The Minuses Win: A Physician’s Limited Liability For An IME Examination
By Paul V. Esposito
If you’re lucky, an answer is obvious. But for life’s thornier problems, an answer may not be so obvious—or not obvious at all. That’s why they’re thorny. So in figuring out an answer, we analyze competing considerations, sometimes even listing them in plus-and-minus columns to see which wins.
Recently, that’s essentially what the Utah Supreme Court did. Its thorny problem concerned the potential liability of a physician hired to perform an IME. The Court’s analysis is interesting. Kirk v. Anderson, 2021 Utah LEXIS 97.
A driver rear-ended Jeremy Kirk at a stoplight. Jeremy went to a hospital complaining of left-side pain. Because he had been on the job, Jeremy filed a worker’s compensation claim. It resulted in his meeting Dr. Mark Anderson, hired by a third-party administrator to conduct an IME.
Dr. Anderson concluded that Jeremy suffered a transient cervical strain, with all other complaints and symptoms secondary to pre-existing conditions. The doctor reported that Jeremy: (1) could return to work with only the limitation of his pre-existing arthritis, (2) had reached maximal medical improvement within three days of the accident, (3) should be released from care without restriction, and (4) did not qualify for an impairment rating. Dr. Anderson informed Jeremy that he performed an IME, there was no doctor-patient relationship, he was not giving medical advice, and he would not become Jeremy’s treating physician. Following the report, the administrator denied various work comp benefits.

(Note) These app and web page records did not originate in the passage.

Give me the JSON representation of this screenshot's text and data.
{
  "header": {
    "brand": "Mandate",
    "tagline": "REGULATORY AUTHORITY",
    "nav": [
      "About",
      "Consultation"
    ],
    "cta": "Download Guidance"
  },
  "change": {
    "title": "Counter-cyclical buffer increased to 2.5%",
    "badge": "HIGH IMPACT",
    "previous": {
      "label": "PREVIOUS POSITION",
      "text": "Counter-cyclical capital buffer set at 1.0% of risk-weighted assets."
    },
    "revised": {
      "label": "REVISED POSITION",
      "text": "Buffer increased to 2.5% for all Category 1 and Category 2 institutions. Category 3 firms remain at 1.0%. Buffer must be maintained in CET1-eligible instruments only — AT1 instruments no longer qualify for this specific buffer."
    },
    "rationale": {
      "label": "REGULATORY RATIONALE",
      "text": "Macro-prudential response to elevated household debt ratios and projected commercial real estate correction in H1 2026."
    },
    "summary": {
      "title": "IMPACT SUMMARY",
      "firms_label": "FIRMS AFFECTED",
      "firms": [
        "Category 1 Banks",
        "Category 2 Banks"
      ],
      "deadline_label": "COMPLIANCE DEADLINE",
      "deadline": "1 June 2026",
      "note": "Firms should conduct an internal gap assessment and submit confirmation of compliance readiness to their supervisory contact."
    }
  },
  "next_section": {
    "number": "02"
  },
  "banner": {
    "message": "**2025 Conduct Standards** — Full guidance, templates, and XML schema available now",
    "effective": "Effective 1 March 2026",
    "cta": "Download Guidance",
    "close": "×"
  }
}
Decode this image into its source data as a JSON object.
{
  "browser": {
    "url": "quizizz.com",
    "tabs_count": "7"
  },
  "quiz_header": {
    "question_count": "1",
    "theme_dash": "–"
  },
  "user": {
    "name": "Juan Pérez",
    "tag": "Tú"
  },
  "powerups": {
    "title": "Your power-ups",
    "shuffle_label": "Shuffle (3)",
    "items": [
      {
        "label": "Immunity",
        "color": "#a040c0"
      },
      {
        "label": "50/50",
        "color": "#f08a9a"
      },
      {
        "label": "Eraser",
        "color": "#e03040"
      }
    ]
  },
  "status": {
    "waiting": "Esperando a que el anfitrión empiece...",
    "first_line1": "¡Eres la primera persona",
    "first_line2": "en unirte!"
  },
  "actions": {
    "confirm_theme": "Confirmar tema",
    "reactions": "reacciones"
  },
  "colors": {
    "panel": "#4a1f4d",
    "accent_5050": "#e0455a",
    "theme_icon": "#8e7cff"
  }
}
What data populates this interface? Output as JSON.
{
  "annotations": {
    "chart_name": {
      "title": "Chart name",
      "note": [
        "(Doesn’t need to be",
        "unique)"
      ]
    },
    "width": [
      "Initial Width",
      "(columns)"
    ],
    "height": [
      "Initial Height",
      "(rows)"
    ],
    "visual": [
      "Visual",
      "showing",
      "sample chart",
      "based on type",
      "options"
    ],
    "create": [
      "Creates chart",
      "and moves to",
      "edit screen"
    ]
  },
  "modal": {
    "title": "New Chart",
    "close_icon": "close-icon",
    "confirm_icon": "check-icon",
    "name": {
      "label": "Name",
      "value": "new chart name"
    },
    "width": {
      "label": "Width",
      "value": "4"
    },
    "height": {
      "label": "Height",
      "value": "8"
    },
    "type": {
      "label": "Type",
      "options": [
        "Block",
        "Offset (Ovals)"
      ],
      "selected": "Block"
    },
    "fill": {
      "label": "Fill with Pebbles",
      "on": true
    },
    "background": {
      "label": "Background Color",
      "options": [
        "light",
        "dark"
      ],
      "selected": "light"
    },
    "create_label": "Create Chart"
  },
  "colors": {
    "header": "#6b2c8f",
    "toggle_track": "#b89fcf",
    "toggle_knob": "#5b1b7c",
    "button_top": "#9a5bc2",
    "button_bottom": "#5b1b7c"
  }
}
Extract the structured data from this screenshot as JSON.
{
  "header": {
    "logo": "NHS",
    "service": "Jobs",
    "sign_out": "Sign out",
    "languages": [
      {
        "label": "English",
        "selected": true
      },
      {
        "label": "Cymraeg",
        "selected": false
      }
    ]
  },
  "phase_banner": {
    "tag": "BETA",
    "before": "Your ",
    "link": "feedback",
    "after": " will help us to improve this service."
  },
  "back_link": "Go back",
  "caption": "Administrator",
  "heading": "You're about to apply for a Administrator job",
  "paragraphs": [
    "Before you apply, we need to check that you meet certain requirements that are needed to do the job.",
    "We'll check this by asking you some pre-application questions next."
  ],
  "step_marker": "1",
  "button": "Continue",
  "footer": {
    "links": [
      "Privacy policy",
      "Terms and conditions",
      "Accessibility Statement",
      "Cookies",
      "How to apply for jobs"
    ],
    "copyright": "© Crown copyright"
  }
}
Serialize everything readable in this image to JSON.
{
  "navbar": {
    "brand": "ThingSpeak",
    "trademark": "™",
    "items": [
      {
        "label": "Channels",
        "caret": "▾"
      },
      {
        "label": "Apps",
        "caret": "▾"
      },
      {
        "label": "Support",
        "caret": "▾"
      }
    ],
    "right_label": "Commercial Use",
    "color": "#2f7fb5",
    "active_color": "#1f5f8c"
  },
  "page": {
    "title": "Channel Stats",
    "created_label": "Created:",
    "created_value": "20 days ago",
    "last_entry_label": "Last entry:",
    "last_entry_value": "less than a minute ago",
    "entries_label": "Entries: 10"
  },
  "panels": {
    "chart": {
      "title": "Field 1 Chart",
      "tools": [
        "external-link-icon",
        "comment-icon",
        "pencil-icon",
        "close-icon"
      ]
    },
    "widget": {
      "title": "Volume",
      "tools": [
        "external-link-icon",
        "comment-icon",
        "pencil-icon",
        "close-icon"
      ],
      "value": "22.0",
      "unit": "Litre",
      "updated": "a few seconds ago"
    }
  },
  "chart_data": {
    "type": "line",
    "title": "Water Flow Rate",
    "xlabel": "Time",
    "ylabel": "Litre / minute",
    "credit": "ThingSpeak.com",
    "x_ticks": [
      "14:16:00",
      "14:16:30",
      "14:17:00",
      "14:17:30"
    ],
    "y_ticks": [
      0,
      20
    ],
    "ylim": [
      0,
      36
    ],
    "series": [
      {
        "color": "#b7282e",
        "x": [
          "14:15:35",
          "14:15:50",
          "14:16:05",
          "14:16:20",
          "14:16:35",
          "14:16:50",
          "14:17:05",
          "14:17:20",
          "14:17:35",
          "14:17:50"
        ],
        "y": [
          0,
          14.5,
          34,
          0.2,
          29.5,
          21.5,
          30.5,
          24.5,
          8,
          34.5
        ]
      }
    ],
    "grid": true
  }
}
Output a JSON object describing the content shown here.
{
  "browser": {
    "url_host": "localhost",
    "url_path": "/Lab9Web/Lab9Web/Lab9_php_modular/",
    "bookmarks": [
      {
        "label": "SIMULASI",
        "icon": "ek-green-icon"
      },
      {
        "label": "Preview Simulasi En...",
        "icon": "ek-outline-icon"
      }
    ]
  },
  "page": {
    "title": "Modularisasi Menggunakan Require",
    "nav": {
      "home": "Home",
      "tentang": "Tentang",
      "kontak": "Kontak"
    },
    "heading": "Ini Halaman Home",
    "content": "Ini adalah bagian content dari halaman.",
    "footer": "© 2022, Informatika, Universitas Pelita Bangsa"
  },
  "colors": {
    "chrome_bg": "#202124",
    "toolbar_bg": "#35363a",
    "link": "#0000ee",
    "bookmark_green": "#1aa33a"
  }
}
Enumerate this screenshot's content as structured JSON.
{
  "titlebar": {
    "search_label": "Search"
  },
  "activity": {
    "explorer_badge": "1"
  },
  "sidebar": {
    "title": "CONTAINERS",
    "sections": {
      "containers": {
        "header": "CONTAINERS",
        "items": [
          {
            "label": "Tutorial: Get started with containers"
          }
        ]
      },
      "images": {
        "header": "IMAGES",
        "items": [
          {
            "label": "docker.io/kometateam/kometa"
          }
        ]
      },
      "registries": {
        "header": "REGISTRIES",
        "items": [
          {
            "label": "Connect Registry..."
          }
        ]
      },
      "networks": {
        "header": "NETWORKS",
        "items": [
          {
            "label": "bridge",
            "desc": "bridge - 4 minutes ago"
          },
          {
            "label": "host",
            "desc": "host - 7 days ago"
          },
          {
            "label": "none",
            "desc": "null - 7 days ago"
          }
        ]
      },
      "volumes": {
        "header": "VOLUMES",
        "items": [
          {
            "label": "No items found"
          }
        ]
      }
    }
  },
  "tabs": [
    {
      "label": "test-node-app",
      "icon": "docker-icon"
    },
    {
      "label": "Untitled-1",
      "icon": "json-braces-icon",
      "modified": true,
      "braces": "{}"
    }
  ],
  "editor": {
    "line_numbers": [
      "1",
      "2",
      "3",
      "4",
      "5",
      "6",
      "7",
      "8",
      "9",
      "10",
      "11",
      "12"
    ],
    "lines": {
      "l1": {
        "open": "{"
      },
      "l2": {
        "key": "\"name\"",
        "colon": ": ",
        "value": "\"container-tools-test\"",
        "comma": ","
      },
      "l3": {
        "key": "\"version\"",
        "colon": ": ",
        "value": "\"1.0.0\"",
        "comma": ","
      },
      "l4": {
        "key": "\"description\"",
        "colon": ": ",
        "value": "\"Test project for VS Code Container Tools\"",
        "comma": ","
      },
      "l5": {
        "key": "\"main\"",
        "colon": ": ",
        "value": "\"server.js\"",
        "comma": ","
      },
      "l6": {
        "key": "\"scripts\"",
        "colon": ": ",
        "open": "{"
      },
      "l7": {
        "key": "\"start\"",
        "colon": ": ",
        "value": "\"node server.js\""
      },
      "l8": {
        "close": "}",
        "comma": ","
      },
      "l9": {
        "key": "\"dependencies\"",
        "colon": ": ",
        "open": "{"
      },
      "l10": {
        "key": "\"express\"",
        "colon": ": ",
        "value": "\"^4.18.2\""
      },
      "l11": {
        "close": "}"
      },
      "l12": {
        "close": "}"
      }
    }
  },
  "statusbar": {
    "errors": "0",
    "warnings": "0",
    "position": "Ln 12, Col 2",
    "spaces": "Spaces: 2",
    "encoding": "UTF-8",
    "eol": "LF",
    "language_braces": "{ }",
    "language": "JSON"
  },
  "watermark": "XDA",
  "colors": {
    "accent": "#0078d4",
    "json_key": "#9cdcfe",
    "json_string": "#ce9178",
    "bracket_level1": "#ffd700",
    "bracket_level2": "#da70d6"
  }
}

Jeremy appealed to the Labor Commission. Finding that the accident caused an ACL tear, aggravation of spinal degeneration, temporary cervical whiplash, and a mild concussion, the Commission ordered payments.
Jeremy sued Dr. Anderson for negligent and reckless conduct; he sued the administrator for vicarious liability. Jeremy alleged delays in payments of medical expenses and comp benefits, prolonged aggravation and emotional distress, and needed to hire experts to rebut the IME. The district court dismissed the action because Dr. Anderson did not owe him a duty.
The Utah Supreme Court agreed. It rejected Jeremy’s argument that Dr. Anderson owed a duty of care arising out of “special relationship” existing in the worker’s comp context. A physician-patient relationship only exists if there is a “patient.” In a work comp context, a physician performing an IME does not have a patient. Rather, a physician conducting an IME is gathering information used for employment and financial decisions. Besides, Dr. Anderson’s disclaimer of a doctor-patient relationship evidenced his intent to only serve the interests of his employer—the administrator.
The thornier issue was whether, even absent a doctor-patient relationship, Dr. Anderson owed a duty arising out of his own affirmative conduct. The Court concluded that even though the law does not always bar a non-patient’s recovery from a physician, it barred a recovery here. In evaluating duty in unintentional tort actions, a court must consider: (1) whether a physician’s conduct was an affirmative act or merely an omission, (2) the legal relationship of the parties, (3) the foreseeability or likelihood of injuries, (4) the public policy as to who can best bear the loss, and (5) general policy considerations. The Court treated the first three as “plus” factors supporting a duty, the latter two as “minus” factors negating it.
The Court ruled that assuming that all “plus” factors existed, the fifth factor was an overwhelming “minus.” First, imposing a duty would chill the involvement of experts if injured persons could sue experts for opinions that delayed proceedings. Second, experts provide vital services in the administration of health care and worker’s comp benefits that the prospect of suit should not disrupt. An independent examiner provides unbiased opinion regarding the need for treatment, while a treating physician provides unbiased treatment. As for the prospect of delays, an IME is just a step in a legal process that provides its own remedy for delays. Finally, because a medical examiner has a contractual relationship with an employer, imposing a duty to the injured person can create problems, and even put an examiner in a conflict of interests.
Learning Point: Kirk is good news for independent medical examiners and those who retain them. It is not a complete pass from liability. A doctor who injures an examinee (say by overstretching a body joint) is subject to liability even asbsent a physician-patient relationship. The Court left open the possibility that an examiner might owe limited duties not implicated by the facts here. And it did not decide whether an independent medical examiner is an agent of an insurer. But if an examiner acts in good faith and within the standard of care, no liability should attach regardless of the examiner’s conclusions.